• TASK REQUIREMENTS: Search the material below for the string "Media". Return every line that holds it.

• DATA RECORDS:
· · · · · · ·
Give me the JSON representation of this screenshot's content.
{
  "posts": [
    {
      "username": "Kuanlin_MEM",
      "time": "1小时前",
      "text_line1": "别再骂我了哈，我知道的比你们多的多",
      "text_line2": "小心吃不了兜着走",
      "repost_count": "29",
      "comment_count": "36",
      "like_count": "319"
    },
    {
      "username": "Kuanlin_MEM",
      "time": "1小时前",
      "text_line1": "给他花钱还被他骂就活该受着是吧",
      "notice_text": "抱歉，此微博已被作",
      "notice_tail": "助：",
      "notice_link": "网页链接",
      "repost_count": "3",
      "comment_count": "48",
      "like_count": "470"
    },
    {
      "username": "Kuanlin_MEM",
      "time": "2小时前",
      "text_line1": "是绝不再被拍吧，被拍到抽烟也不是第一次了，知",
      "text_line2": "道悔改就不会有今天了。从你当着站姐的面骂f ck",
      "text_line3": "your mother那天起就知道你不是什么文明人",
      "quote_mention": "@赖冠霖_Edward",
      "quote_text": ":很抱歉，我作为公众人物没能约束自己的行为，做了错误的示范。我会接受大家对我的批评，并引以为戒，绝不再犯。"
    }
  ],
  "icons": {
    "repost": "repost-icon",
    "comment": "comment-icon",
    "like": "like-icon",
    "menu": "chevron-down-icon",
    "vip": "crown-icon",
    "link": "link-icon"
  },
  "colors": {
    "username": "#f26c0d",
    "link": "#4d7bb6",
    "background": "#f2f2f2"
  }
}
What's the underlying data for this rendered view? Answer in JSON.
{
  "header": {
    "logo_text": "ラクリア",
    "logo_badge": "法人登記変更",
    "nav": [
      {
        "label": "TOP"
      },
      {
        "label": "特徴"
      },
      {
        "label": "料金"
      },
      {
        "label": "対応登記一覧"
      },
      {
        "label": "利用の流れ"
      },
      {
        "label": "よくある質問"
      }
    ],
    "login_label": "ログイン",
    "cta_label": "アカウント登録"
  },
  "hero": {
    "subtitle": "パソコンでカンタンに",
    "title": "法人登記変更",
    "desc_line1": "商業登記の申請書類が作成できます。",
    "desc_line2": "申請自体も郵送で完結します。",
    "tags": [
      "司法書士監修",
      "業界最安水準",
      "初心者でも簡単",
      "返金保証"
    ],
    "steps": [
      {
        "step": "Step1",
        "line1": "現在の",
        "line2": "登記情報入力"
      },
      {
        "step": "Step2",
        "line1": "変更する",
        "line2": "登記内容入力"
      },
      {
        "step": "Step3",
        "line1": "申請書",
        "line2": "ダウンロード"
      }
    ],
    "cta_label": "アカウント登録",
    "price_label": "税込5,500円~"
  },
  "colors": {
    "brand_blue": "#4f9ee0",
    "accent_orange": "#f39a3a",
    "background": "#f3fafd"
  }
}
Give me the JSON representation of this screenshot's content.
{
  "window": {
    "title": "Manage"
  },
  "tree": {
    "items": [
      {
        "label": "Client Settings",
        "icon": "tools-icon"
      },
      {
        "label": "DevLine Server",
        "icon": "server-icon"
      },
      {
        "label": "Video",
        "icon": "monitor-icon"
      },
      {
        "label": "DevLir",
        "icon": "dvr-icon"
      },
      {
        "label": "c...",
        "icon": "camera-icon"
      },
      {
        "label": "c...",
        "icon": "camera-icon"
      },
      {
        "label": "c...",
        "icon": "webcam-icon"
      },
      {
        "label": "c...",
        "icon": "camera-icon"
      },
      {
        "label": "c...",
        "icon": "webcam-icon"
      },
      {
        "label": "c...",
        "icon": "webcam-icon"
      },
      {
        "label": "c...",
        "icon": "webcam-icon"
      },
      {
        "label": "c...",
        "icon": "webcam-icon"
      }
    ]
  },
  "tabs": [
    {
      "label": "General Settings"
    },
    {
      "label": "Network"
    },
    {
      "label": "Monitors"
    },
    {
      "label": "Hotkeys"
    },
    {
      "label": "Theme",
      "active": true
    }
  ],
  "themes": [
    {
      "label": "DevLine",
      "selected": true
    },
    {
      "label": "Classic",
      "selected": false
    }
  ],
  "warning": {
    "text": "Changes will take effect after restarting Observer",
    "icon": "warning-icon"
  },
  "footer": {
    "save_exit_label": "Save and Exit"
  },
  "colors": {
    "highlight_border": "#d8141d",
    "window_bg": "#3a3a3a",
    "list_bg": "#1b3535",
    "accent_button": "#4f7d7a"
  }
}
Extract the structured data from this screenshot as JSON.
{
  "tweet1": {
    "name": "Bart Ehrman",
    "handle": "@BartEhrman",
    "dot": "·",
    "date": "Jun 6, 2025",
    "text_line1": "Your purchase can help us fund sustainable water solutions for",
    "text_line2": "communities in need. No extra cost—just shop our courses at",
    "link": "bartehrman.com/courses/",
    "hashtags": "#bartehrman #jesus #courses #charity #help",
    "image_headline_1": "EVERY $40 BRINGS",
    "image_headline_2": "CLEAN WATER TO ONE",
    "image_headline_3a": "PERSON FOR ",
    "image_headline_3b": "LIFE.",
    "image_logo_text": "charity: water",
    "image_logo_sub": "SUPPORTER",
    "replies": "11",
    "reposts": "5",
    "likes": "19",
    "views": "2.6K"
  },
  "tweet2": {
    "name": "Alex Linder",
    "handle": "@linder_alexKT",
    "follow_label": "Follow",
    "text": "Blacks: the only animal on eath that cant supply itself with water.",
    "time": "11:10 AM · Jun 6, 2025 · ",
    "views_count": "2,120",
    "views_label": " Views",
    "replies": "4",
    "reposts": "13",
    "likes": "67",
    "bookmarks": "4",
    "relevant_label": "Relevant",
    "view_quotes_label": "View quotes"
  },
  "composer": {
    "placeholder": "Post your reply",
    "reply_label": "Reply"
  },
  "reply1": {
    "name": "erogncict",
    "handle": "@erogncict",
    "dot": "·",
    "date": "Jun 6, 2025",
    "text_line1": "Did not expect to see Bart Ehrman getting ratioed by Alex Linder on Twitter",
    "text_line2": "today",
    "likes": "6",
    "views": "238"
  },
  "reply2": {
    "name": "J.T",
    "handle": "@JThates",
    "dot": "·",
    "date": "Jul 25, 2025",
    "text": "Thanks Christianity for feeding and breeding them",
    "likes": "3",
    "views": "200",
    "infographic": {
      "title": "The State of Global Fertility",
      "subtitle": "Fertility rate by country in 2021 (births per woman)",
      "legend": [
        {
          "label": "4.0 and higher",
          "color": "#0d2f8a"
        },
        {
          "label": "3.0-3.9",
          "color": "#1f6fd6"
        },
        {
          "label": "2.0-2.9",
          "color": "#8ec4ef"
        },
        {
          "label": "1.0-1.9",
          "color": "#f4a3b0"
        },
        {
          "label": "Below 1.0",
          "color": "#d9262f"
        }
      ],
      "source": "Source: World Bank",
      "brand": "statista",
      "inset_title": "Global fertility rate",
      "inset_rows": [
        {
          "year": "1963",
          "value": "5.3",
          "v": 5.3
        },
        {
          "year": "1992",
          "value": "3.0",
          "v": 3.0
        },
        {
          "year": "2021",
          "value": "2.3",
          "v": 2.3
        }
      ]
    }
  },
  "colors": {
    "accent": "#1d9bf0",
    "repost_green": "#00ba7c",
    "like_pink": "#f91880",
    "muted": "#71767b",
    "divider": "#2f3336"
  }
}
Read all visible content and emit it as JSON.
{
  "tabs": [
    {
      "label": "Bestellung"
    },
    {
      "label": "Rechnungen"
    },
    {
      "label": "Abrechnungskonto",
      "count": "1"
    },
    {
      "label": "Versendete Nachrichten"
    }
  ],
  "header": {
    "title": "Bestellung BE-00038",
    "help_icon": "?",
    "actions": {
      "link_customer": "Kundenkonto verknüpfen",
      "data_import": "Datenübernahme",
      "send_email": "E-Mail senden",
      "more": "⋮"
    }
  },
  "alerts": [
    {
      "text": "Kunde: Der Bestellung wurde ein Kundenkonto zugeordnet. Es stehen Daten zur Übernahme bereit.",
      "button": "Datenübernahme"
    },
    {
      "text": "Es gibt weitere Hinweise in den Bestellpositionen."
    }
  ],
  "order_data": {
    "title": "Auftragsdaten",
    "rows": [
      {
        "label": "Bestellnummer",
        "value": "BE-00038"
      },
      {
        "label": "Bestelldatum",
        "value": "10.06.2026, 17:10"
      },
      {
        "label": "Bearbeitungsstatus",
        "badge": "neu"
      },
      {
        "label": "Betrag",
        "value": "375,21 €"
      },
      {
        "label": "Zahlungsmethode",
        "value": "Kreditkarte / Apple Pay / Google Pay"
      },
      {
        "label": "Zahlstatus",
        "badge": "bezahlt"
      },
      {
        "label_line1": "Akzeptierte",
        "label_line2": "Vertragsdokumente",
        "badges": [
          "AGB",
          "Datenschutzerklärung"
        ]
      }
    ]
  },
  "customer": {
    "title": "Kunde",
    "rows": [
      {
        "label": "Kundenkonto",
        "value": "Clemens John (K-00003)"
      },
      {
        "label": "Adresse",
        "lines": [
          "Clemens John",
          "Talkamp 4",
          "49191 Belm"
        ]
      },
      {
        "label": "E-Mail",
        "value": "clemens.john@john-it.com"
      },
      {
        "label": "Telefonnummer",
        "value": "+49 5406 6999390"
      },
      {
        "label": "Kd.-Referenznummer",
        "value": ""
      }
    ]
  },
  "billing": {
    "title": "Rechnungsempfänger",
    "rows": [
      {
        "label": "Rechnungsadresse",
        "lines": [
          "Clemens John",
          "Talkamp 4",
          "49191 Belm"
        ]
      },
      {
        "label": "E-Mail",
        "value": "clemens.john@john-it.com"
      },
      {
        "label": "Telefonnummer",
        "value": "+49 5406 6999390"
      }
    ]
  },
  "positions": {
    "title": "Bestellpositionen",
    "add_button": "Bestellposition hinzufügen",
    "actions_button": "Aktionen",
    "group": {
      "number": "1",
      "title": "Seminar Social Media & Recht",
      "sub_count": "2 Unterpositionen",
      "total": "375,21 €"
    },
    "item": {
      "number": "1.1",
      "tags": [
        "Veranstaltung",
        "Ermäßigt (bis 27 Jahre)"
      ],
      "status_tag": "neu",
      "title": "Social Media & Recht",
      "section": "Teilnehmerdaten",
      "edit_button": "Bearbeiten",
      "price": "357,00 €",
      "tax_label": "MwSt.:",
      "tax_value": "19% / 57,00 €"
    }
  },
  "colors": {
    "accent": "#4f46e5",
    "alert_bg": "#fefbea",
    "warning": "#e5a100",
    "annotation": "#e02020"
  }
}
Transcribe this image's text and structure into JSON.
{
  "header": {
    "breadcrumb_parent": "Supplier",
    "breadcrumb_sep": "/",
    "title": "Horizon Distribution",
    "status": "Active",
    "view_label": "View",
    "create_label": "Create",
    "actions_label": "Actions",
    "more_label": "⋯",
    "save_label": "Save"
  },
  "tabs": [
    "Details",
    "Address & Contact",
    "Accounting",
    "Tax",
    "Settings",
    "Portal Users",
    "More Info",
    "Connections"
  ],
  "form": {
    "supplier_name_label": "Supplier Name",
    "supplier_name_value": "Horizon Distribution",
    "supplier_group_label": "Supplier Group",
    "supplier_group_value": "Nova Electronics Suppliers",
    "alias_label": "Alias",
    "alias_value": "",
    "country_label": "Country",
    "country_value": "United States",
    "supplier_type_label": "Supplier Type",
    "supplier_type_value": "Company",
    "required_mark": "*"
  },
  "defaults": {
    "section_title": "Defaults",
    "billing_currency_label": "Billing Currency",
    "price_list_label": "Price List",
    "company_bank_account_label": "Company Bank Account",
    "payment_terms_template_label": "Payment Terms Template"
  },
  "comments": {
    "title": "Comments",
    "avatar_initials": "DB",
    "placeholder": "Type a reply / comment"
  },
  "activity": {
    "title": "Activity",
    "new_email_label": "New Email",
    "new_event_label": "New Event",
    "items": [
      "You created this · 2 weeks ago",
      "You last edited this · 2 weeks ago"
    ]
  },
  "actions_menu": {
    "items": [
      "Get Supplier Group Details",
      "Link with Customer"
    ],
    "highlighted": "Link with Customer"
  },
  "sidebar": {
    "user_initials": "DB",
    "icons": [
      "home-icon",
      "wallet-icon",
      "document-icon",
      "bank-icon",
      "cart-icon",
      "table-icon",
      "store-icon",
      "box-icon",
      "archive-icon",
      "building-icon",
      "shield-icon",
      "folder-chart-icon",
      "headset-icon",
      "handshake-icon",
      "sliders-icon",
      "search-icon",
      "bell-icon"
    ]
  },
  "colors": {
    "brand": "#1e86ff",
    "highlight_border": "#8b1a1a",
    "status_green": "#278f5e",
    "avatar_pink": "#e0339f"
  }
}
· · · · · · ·
• RESULT OF THE TASK:
      "title": "Seminar Social Media & Recht",
      "title": "Social Media & Recht",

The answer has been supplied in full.